-- Opening Marker --
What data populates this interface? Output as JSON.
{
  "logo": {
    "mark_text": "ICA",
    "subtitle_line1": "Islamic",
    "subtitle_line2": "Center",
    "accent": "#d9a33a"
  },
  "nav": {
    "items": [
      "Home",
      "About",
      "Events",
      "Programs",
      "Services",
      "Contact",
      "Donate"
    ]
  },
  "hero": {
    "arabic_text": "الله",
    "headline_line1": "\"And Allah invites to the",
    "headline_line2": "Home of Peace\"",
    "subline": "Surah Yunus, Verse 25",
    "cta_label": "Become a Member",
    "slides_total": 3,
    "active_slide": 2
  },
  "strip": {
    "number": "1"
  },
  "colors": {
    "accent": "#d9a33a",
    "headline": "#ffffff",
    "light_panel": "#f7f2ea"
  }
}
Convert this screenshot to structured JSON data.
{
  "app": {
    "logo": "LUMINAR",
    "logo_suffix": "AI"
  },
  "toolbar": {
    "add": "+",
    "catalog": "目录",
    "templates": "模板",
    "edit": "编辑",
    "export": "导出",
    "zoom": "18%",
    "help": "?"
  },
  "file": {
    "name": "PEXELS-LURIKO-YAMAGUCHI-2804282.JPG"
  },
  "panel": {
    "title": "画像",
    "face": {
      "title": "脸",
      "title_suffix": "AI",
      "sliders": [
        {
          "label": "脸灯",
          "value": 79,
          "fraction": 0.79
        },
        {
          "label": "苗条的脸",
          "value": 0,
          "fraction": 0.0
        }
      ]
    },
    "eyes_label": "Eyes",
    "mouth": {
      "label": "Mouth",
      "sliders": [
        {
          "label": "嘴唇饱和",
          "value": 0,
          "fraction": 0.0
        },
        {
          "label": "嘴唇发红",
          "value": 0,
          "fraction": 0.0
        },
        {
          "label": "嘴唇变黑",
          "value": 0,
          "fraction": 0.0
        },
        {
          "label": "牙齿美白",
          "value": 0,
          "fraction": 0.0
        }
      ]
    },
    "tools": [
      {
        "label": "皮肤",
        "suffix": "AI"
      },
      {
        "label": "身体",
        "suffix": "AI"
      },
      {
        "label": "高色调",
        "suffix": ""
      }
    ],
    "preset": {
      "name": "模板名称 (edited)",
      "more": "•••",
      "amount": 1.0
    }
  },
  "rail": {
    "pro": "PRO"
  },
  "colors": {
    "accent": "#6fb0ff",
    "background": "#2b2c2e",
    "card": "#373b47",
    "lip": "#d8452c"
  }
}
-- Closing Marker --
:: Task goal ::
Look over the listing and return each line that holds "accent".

:: Reply ::
    "accent": "#d9a33a"
    "accent": "#d9a33a",
    "accent": "#6fb0ff",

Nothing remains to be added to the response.